**YOUR GOAL**
Return, from the material below, each line in which the word "this" is present.

**GIVEN INFORMATION**

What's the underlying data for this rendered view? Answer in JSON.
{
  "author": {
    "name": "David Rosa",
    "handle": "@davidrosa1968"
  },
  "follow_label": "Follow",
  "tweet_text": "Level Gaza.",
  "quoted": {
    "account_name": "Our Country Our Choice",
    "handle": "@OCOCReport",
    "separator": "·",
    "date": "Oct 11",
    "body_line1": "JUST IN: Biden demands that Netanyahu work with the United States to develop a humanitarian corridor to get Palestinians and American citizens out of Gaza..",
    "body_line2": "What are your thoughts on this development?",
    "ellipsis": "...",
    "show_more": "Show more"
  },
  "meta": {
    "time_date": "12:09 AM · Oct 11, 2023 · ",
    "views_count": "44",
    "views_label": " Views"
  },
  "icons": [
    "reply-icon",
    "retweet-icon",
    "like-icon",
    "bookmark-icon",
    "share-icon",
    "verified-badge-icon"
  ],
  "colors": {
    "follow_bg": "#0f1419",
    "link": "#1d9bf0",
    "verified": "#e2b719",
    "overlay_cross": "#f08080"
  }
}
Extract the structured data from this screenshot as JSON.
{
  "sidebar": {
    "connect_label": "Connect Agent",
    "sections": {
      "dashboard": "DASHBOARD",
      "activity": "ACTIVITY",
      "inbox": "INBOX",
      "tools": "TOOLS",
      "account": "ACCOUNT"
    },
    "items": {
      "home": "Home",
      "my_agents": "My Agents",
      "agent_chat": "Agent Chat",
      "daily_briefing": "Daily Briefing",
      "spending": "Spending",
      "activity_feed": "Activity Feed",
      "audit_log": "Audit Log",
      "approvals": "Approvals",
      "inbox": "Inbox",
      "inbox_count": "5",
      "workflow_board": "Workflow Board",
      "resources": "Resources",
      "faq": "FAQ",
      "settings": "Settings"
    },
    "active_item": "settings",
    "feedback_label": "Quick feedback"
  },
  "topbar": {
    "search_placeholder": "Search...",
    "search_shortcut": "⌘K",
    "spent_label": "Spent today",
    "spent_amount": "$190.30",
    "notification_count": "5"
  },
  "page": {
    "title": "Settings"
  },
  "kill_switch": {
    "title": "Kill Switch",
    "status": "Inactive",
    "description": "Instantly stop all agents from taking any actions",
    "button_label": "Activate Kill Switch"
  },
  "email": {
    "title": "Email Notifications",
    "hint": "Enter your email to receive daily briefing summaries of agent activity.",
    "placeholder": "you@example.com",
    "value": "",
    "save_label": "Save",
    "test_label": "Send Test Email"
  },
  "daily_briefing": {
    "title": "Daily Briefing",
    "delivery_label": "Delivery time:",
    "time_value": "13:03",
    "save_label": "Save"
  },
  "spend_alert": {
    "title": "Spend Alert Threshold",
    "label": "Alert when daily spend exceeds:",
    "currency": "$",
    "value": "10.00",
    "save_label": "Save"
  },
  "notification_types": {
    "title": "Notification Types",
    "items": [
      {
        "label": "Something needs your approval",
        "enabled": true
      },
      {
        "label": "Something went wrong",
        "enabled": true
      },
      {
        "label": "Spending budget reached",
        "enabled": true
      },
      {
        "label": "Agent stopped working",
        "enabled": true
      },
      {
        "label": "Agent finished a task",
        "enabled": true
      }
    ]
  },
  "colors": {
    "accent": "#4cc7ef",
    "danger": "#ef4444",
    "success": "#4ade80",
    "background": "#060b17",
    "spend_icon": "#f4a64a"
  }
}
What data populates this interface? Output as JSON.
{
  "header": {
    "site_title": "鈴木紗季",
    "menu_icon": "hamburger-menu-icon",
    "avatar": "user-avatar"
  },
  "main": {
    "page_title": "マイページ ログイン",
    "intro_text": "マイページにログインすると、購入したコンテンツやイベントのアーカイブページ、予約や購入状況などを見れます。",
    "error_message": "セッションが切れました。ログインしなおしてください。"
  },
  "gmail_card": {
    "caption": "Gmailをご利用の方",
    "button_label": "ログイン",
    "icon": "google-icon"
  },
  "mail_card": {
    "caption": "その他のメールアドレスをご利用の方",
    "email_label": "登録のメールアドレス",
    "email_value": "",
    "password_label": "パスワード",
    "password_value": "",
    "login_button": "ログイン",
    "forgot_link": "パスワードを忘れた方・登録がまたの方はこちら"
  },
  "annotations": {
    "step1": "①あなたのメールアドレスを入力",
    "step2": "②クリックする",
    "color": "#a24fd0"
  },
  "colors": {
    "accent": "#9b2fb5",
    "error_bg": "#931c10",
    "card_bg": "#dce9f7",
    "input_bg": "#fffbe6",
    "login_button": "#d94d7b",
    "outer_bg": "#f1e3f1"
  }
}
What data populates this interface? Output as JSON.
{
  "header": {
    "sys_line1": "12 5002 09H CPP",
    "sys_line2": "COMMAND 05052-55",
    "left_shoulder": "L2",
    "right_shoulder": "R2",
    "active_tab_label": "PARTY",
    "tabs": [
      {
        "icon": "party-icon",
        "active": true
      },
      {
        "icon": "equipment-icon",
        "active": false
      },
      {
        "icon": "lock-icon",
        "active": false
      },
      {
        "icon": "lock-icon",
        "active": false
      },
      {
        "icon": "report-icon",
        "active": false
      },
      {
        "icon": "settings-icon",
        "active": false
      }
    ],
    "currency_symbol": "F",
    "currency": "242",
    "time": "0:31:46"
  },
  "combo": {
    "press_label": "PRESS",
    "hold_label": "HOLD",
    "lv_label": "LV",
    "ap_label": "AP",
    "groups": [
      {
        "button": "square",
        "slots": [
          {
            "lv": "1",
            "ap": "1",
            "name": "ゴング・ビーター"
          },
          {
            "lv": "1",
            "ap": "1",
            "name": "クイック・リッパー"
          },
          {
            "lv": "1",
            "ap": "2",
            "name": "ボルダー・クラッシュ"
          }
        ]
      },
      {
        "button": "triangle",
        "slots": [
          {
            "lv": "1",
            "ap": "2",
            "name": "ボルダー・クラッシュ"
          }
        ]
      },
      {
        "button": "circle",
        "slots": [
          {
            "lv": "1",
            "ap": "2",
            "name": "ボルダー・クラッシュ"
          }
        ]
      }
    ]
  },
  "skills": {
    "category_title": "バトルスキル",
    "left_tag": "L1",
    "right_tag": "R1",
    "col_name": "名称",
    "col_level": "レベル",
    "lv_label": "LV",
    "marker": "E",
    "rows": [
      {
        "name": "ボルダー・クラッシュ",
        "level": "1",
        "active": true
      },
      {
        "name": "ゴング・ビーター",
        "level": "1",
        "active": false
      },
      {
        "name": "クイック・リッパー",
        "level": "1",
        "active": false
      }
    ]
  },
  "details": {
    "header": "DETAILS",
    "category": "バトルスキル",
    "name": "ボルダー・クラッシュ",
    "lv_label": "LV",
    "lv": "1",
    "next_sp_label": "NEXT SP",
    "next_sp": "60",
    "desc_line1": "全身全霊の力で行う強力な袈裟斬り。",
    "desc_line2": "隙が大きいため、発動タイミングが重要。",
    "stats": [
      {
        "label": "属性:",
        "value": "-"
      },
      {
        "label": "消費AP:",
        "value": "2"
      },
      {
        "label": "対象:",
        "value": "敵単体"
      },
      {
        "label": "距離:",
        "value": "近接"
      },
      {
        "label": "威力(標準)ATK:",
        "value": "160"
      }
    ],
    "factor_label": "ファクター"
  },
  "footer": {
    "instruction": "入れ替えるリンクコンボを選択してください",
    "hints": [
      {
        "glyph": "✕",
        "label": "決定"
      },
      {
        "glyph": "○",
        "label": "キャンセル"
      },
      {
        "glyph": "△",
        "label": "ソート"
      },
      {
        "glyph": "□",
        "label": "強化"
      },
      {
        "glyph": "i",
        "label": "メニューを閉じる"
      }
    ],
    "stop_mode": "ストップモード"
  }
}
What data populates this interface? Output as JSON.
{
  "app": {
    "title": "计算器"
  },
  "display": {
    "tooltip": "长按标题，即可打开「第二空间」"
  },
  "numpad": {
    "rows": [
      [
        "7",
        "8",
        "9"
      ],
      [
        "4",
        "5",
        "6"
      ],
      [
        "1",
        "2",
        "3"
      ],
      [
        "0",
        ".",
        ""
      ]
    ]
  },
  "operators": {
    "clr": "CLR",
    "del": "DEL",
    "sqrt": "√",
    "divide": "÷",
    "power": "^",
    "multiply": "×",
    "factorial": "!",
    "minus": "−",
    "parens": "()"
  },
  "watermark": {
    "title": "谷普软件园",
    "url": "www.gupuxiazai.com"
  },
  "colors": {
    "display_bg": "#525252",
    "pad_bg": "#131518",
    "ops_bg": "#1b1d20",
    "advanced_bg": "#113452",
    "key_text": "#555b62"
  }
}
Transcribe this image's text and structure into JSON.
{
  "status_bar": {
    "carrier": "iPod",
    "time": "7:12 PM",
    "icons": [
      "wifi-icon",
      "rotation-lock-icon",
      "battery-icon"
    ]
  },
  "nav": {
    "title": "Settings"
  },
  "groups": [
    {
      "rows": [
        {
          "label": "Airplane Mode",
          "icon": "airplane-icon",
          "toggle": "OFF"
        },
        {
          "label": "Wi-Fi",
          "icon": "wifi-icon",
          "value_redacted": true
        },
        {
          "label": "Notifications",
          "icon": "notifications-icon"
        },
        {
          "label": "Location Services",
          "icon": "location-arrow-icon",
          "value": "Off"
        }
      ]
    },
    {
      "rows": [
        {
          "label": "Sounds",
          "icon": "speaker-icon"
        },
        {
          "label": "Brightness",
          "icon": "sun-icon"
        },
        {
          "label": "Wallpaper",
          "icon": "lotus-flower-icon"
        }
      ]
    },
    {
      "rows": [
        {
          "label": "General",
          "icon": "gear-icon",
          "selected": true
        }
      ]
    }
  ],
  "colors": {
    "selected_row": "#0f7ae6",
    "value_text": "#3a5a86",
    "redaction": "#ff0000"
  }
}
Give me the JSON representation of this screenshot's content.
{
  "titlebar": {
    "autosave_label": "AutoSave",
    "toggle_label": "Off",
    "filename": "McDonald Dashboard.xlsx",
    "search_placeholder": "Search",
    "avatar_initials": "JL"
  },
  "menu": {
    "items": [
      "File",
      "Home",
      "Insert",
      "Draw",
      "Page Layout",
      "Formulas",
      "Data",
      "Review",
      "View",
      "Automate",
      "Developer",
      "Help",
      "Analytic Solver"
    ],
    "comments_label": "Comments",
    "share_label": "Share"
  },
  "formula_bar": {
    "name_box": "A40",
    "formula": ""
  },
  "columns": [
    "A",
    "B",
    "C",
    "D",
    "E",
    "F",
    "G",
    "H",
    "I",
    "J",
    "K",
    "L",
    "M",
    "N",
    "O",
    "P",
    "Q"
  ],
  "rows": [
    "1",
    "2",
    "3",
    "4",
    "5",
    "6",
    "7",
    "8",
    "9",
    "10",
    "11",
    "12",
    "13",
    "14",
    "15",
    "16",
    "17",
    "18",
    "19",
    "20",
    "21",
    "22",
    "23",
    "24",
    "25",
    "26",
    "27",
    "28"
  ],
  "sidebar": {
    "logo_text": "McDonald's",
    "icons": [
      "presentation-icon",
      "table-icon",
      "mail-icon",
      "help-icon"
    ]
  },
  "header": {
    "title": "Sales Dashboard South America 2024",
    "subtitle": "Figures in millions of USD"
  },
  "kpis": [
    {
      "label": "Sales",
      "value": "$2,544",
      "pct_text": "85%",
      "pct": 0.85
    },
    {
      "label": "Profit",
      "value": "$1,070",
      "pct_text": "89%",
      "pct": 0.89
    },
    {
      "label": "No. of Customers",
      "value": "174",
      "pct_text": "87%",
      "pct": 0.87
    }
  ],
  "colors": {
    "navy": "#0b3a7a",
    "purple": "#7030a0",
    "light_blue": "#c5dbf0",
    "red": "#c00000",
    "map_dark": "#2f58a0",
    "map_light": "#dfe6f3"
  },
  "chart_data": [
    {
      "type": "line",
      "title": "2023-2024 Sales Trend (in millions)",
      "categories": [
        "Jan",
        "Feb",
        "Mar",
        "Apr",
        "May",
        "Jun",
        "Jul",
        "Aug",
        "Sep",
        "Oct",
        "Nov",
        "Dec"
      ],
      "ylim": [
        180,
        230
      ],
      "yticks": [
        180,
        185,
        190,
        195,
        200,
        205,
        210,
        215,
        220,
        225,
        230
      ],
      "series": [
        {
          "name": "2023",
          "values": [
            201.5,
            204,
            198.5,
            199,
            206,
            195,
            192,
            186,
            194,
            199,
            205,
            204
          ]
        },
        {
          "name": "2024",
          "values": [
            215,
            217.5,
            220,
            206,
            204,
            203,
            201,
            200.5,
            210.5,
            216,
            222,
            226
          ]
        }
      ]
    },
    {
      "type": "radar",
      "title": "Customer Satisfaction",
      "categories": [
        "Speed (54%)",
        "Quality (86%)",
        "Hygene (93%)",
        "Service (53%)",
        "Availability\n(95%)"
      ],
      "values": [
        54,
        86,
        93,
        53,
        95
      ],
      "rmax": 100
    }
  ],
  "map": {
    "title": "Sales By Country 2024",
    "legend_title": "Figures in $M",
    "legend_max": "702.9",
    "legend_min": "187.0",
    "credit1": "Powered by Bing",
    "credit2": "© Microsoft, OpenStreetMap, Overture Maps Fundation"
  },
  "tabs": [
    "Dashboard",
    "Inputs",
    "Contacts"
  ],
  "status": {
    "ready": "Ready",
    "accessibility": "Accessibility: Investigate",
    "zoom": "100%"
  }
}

**EXPECTED ANSWER**
What's the underlying data for this rendered view? Answer in JSON.
    "body_line2": "What are your thoughts on this development?",
Extract the structured data from this screenshot as JSON.
What data populates this interface? Output as JSON.
What data populates this interface? Output as JSON.
What data populates this interface? Output as JSON.
Transcribe this image's text and structure into JSON.
Give me the JSON representation of this screenshot's content.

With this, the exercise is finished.